ICE and Border Patrol Abuses
In recent years, U.S. Immigration and Customs Enforcement (ICE) has detained and deported record numbers of people from the United States. Many of ICE’s removal tactics take away even the right to a fair hearing in court, as the government rushes to judgment and tries to ram people through a rubber-stamp system that ignores individual circumstances. These enforcement programs pose a variety of threats to civil liberties: They implicate the Fourth Amendment’s protection against unreasonable searches and seizures, the constitutional guarantee of due process, and the constitutional guarantee of equal protection and freedom from discrimination based on race, ethnicity, and national origin. ICE’s enforcement practices also impose heavy social costs, tearing American families apart and undermining community trust in law enforcement.
The Border Patrol and its parent agency, Customs and Border Protection (CBP), operate in a vast zone stretching 100 miles from any land or sea border. This includes entire states such as Florida and Maine as well as almost all of the country’s top metropolitan areas. CBP’s militarization of the border region has produced rampant abuses ranging from racial profiling to excessive force. CBP uses interior checkpoints and roving patrols located far from the border to apprehend individuals who are not recent border crossers.
The ACLU is working to ensure that U.S. immigration enforcement is transparent and accountable to the American public.
- Fact SheetApril 17, 2018
- Blog Post - Speak FreelyApril 12, 2018
- News/Press ReleaseApril 11, 2018
- News/Press ReleaseApril 4, 2018
- Blog Post - Speak FreelyMarch 26, 2018
- Blog Post - Speak FreelyMarch 21, 2018
ICE Plans to Start Destroying Records of Immigrant Abuse, Including Sexual Assault and Deaths in CustodyBlog Post - Speak FreelyAugust 28, 2017
- Blog Post - Speak FreelyJanuary 24, 2018
- Know Your RightsFebruary 11, 2017
- OtherSeptember 28, 2012

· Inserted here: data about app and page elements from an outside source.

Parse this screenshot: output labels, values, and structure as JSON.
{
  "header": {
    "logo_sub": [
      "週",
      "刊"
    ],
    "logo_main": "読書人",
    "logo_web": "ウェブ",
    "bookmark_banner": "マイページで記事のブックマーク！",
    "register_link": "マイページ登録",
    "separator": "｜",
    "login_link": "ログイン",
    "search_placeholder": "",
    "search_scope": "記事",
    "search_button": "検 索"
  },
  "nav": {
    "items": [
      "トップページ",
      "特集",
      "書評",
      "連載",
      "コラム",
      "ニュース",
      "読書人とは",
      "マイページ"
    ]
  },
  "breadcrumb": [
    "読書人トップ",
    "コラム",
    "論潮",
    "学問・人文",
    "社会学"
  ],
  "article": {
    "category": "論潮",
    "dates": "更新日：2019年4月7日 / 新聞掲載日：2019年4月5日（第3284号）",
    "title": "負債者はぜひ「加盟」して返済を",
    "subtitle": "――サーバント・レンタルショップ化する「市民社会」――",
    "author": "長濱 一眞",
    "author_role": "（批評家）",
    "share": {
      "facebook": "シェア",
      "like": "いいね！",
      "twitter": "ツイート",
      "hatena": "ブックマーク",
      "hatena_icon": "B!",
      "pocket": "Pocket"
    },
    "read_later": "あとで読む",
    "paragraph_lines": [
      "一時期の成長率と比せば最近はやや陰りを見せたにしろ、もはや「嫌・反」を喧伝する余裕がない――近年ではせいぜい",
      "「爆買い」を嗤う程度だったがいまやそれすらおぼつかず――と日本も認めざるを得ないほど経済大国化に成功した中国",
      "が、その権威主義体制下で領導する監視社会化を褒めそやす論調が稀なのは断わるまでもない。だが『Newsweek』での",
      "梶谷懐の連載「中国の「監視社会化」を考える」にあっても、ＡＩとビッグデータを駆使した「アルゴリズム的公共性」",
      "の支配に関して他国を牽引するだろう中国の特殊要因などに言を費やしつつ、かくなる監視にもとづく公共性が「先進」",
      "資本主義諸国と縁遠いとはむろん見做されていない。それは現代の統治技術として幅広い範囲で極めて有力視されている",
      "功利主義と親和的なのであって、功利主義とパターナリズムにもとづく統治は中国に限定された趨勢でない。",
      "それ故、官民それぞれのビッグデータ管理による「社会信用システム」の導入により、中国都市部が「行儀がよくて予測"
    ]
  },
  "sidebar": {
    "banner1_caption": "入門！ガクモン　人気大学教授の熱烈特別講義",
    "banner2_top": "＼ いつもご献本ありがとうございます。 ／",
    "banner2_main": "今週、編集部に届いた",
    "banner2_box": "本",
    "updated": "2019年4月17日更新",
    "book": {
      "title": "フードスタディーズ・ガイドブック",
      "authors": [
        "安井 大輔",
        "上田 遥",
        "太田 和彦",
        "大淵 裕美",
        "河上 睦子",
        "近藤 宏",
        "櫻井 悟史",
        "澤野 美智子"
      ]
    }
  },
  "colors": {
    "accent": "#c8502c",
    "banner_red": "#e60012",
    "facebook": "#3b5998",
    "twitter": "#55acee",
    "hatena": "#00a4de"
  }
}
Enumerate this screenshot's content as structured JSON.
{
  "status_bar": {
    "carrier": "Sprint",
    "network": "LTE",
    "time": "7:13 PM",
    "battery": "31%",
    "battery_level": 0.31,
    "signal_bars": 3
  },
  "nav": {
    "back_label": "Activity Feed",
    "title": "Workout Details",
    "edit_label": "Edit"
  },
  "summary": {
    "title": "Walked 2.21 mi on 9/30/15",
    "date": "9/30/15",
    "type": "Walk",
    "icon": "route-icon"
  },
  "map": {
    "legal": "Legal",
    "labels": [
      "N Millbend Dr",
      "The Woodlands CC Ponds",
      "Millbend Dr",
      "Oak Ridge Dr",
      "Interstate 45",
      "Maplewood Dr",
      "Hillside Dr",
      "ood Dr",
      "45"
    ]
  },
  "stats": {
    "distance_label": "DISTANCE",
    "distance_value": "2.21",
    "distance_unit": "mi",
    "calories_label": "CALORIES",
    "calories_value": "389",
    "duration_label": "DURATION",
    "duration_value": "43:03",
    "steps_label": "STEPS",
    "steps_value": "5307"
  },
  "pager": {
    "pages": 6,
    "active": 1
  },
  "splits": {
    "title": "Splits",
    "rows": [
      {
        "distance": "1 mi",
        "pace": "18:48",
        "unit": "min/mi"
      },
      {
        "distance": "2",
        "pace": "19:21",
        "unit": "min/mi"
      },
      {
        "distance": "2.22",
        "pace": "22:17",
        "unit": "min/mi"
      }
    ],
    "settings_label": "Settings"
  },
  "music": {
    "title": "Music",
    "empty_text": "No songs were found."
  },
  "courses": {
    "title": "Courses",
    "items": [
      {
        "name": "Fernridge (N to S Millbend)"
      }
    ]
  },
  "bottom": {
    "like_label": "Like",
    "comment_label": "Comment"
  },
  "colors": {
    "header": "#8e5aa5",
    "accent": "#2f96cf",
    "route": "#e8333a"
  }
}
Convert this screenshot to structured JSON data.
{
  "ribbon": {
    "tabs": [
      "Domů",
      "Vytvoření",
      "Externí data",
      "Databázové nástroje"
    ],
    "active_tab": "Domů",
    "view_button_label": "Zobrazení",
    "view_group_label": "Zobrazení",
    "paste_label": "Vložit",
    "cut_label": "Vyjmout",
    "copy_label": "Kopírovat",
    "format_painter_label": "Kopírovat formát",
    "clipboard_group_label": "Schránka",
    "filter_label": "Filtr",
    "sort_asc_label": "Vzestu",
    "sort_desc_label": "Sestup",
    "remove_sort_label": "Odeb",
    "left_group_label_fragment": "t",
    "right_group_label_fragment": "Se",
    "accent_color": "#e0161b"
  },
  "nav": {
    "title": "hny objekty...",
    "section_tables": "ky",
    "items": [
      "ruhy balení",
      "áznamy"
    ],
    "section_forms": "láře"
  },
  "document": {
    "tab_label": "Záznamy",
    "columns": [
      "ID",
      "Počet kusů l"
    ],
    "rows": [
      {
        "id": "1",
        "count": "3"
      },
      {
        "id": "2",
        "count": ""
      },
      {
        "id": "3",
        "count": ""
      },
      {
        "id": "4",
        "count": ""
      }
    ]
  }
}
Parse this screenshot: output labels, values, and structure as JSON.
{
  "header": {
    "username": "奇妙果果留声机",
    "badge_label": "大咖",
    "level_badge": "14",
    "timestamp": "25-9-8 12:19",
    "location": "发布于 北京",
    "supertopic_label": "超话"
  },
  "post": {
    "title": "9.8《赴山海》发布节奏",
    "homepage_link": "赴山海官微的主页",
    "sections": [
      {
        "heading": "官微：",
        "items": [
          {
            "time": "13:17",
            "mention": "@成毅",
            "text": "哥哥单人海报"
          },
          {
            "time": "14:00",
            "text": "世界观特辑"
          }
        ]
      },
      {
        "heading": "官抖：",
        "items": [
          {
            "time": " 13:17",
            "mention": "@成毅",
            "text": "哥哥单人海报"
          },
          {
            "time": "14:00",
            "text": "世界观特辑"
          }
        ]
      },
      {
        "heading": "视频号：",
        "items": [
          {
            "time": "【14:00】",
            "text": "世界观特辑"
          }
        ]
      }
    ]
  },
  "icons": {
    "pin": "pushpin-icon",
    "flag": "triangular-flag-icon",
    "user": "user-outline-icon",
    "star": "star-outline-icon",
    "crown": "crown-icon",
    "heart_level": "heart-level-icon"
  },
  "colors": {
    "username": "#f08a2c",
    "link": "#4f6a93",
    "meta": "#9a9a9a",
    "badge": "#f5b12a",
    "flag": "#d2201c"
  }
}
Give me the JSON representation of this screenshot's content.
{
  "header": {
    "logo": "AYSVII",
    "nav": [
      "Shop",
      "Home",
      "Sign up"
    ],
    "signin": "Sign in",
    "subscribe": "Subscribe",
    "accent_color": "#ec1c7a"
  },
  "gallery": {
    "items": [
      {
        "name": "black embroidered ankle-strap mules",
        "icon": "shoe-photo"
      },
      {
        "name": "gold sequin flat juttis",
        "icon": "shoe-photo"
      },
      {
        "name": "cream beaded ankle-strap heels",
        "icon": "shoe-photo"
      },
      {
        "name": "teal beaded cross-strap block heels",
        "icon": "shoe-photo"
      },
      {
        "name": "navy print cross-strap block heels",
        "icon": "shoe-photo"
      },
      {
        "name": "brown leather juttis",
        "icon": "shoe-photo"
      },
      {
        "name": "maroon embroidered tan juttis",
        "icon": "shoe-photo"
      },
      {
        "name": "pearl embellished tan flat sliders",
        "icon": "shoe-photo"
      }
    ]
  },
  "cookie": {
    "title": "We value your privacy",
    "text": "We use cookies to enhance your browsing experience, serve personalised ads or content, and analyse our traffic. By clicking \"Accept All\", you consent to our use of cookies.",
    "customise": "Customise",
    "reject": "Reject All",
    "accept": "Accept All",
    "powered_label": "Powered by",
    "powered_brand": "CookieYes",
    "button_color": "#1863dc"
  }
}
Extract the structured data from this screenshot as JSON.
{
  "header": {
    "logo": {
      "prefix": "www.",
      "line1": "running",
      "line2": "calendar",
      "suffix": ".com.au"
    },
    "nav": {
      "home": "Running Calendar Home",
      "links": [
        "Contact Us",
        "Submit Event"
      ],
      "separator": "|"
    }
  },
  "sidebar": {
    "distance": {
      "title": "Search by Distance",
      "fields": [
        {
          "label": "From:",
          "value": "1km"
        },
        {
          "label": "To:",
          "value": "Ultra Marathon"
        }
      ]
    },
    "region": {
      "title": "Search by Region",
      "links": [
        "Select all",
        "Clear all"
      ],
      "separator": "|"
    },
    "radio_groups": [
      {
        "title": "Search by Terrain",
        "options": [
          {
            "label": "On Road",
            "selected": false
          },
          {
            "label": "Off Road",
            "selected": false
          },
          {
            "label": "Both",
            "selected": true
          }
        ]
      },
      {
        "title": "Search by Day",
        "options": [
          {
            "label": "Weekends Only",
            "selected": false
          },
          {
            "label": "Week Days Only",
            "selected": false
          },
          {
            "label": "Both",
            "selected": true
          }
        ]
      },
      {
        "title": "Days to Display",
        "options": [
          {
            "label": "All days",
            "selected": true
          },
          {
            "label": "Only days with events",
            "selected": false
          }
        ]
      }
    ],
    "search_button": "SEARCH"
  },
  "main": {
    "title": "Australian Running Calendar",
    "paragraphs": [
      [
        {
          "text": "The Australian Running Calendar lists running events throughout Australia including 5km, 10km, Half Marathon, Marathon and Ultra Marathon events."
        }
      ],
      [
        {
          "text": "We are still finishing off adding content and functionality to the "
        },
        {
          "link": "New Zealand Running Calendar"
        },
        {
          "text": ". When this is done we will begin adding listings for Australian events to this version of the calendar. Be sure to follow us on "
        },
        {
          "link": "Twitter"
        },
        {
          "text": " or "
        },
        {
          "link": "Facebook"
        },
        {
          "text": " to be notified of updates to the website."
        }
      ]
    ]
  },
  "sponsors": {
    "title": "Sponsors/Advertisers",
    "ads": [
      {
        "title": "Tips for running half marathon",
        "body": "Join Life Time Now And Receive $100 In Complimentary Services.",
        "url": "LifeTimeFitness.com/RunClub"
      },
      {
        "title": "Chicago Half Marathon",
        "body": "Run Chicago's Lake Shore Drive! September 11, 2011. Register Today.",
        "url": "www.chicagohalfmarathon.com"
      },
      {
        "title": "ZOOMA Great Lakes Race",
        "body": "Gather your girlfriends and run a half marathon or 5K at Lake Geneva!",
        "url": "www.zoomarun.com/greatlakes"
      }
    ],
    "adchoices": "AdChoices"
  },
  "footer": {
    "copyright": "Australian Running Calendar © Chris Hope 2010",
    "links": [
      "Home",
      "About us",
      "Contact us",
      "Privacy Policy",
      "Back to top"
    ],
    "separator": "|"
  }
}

We’re Suing the Government for Its Detention and Abuse of Rosa Maria, a 10-Year-Old Child With Cerebral PalsyBlog Post - Speak FreelyOctober 31, 2017
- CaseOctober 12, 2017